• DIRECTIONS FOR THIS TASK: Which of the lines in the data mention the string "subtitle"? List them all.
(Beginning of RECORD EXTRACTS)
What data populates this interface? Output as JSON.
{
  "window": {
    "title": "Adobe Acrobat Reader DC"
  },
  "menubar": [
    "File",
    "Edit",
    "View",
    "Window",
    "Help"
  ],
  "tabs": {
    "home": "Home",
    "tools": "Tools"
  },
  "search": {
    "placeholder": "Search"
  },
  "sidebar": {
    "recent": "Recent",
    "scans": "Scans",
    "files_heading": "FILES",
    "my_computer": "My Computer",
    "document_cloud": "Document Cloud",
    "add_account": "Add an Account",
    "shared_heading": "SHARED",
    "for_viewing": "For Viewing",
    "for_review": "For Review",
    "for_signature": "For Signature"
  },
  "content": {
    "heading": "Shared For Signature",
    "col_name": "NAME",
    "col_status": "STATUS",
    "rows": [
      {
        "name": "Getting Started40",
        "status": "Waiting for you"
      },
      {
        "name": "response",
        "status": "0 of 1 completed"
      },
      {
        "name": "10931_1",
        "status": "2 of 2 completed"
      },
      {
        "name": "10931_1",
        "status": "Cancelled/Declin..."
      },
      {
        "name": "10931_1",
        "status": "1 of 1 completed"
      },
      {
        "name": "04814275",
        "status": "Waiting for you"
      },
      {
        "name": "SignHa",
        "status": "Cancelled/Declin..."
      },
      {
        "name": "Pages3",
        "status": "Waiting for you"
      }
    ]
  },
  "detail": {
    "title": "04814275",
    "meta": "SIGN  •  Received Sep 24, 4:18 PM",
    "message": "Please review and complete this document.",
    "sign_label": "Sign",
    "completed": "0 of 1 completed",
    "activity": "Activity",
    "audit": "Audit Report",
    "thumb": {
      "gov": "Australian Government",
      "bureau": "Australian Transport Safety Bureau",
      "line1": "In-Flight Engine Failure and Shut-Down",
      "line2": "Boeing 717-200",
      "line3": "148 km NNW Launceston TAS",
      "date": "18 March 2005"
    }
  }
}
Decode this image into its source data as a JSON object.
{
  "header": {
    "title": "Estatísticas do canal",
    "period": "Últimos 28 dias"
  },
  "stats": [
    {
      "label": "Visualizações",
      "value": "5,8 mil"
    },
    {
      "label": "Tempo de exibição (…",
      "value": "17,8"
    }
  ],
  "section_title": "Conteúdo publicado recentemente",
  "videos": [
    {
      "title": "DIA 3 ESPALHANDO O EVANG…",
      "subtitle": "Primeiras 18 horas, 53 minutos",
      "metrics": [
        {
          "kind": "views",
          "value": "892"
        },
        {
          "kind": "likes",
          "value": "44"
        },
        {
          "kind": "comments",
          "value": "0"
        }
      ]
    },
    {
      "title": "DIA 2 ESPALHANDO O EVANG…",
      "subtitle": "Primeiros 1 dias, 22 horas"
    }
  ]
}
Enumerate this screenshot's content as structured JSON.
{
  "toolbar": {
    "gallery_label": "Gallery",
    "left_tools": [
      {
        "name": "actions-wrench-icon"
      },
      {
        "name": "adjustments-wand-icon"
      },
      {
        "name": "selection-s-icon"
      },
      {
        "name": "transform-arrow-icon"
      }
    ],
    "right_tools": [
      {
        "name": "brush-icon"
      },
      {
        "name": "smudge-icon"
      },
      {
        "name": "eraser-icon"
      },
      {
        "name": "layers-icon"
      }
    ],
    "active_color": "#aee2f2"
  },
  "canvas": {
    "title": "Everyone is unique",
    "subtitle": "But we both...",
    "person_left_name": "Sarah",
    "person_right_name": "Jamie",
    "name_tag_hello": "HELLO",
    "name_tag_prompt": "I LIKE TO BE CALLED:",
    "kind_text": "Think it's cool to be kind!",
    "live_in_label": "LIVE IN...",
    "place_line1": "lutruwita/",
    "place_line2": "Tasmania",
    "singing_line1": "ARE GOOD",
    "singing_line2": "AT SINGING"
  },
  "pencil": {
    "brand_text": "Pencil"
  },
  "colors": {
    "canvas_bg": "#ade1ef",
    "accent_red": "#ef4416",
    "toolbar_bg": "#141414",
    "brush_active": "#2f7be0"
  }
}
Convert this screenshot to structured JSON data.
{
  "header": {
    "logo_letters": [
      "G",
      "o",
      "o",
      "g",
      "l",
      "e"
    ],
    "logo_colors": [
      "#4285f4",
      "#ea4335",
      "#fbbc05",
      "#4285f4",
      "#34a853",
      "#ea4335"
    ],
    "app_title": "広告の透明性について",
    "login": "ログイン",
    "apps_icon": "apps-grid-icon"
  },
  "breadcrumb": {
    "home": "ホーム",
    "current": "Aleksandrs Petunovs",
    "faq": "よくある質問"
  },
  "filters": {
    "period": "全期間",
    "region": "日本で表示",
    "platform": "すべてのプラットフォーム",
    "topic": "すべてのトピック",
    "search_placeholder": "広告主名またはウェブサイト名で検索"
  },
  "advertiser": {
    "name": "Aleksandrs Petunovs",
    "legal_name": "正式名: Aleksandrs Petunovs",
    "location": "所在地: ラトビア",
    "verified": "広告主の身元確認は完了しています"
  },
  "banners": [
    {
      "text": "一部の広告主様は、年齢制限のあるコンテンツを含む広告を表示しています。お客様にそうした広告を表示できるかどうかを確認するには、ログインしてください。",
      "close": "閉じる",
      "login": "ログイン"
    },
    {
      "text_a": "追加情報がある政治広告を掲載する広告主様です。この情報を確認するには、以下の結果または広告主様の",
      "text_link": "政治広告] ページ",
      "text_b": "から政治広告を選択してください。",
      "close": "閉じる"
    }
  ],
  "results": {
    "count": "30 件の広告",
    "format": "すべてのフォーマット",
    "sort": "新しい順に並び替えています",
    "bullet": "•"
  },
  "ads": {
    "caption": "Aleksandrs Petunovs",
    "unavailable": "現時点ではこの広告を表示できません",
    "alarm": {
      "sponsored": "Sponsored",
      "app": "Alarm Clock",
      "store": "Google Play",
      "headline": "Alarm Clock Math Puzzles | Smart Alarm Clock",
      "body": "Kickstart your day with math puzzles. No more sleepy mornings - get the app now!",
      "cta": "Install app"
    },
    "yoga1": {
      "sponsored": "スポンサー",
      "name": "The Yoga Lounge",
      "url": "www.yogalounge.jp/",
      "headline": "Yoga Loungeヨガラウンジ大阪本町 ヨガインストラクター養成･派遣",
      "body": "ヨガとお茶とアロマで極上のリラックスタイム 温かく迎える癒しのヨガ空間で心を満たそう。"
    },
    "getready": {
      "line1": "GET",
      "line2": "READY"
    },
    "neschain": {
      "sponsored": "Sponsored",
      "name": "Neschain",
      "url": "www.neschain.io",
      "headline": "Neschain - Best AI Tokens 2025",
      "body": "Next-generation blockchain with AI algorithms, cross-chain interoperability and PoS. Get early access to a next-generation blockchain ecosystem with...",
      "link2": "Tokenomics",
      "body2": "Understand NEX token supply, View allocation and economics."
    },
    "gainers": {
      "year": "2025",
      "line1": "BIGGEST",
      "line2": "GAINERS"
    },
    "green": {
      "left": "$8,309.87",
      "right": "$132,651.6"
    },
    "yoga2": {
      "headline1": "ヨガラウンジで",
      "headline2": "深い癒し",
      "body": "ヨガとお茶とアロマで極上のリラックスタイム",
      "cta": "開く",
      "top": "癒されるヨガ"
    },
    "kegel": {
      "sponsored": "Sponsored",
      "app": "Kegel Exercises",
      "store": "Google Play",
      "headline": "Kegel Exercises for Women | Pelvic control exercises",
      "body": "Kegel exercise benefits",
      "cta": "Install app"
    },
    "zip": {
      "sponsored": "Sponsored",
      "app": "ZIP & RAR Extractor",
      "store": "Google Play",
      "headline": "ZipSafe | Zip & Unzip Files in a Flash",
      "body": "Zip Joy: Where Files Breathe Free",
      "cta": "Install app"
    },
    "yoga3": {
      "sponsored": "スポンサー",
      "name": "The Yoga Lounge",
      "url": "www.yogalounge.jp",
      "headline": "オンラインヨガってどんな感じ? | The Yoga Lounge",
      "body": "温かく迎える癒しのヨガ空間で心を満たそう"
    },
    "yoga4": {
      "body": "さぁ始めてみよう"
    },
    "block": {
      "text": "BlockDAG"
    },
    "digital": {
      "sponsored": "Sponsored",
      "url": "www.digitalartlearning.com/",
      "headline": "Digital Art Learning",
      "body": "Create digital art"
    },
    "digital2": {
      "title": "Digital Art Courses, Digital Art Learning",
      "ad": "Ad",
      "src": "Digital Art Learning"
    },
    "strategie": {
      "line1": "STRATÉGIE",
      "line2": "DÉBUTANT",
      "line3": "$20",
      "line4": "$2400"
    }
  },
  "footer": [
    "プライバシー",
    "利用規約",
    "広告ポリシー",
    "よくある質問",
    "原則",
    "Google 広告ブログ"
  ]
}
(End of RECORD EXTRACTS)
• TASK OUTPUT:
      "subtitle": "Primeiras 18 horas, 53 minutos",
      "subtitle": "Primeiros 1 dias, 22 horas"
    "subtitle": "But we both...",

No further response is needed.